- Task brief
Go over the records and count each line that has the string "Swimlanes". Give the number and nothing else.

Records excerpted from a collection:
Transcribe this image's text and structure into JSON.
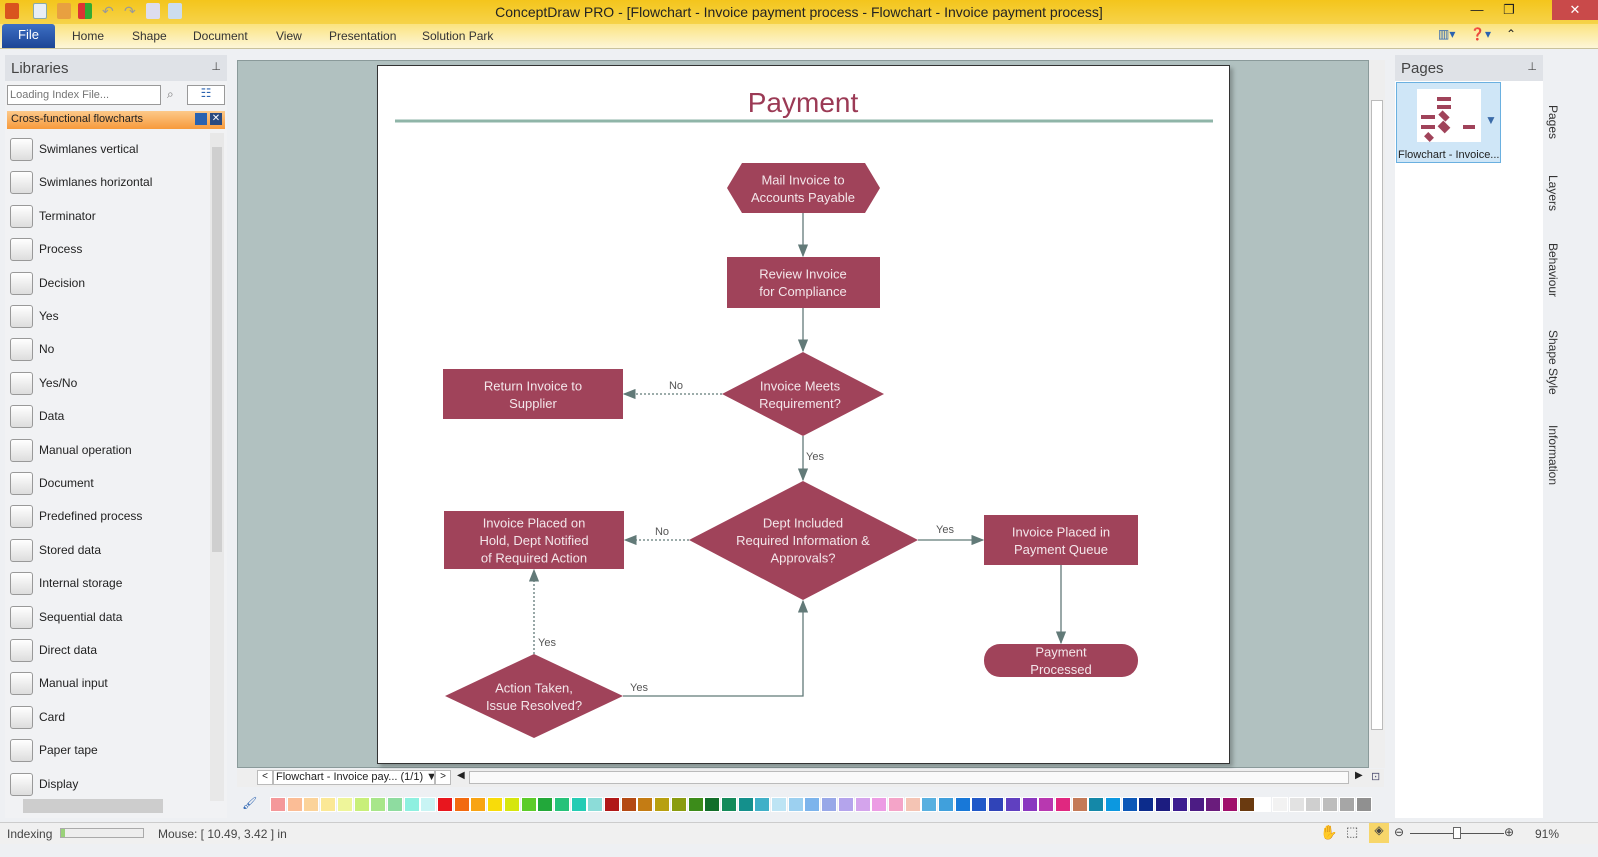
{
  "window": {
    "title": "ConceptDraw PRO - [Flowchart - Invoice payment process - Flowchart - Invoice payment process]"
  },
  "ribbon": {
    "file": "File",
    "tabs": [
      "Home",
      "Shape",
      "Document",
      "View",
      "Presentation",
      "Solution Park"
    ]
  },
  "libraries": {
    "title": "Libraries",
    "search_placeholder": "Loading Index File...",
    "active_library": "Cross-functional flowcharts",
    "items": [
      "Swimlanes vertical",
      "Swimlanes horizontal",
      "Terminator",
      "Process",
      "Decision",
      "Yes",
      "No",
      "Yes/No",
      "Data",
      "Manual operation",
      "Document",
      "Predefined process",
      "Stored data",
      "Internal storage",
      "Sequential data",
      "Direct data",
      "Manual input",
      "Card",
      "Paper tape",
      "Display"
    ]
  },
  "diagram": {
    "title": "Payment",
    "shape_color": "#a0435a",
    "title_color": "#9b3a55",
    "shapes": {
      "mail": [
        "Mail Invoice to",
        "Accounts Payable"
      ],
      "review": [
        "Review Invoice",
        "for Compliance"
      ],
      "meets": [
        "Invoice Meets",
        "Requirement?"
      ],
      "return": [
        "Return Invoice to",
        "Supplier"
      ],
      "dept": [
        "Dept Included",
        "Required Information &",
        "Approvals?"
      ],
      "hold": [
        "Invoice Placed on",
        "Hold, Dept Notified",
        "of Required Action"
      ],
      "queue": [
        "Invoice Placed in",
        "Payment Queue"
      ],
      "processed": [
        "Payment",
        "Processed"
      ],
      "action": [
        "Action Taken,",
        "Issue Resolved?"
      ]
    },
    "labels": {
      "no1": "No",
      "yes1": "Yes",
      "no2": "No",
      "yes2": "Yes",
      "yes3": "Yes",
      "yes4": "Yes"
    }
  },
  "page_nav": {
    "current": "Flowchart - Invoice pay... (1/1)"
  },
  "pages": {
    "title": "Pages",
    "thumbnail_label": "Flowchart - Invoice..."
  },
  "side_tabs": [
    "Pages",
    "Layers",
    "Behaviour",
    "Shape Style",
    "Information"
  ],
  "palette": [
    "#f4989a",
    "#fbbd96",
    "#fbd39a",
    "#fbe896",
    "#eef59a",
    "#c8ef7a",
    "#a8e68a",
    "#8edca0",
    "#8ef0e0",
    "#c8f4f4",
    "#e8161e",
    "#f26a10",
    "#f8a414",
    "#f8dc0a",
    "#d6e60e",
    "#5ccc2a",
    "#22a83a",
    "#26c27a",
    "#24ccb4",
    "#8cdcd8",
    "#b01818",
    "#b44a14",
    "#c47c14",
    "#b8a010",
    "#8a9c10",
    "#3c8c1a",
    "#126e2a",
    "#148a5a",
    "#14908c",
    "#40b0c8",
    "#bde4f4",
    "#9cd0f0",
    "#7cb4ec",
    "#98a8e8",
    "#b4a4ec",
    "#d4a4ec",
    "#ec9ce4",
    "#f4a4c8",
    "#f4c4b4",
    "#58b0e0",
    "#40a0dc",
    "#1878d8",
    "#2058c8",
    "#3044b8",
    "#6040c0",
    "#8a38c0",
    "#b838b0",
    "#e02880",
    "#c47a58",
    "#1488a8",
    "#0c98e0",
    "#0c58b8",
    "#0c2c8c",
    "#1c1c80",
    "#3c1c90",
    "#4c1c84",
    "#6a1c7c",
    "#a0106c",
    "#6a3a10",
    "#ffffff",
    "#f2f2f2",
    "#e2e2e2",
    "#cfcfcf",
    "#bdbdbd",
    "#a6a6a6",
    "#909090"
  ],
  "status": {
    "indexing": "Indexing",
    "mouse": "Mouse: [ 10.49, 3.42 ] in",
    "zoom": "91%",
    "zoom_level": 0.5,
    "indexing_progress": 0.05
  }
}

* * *

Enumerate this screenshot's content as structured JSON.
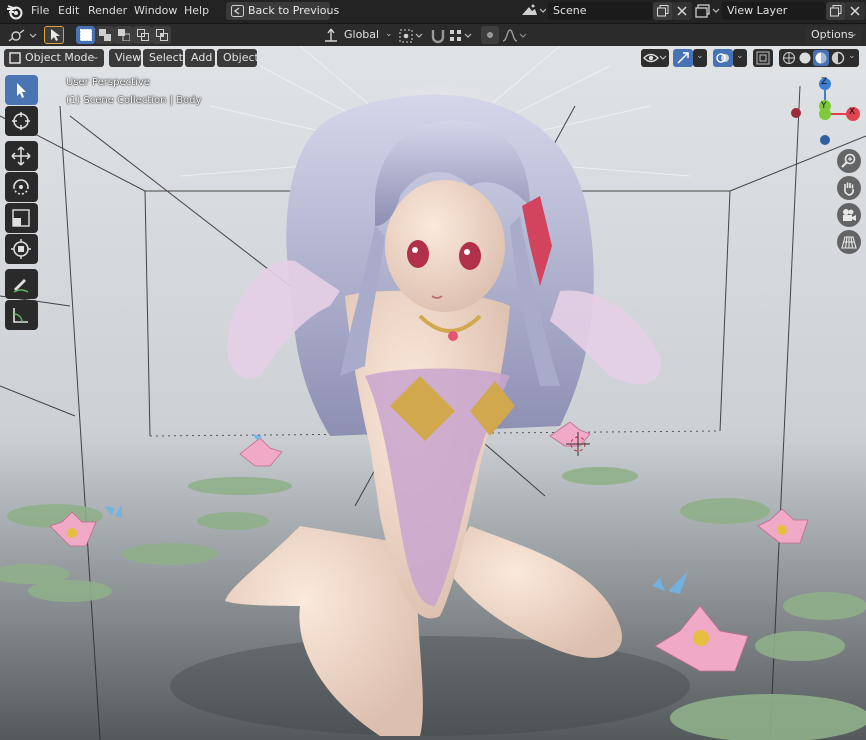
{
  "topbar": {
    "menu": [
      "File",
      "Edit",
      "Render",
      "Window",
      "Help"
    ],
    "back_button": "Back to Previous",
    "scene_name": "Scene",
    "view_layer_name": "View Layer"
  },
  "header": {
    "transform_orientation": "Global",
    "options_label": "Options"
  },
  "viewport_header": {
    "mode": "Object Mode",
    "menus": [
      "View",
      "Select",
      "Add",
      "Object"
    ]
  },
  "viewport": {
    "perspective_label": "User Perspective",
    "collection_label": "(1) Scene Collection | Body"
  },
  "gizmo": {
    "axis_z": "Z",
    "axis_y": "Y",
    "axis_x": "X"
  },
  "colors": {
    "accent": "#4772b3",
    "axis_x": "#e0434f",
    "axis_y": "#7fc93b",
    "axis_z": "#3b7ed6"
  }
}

- Result of the task
2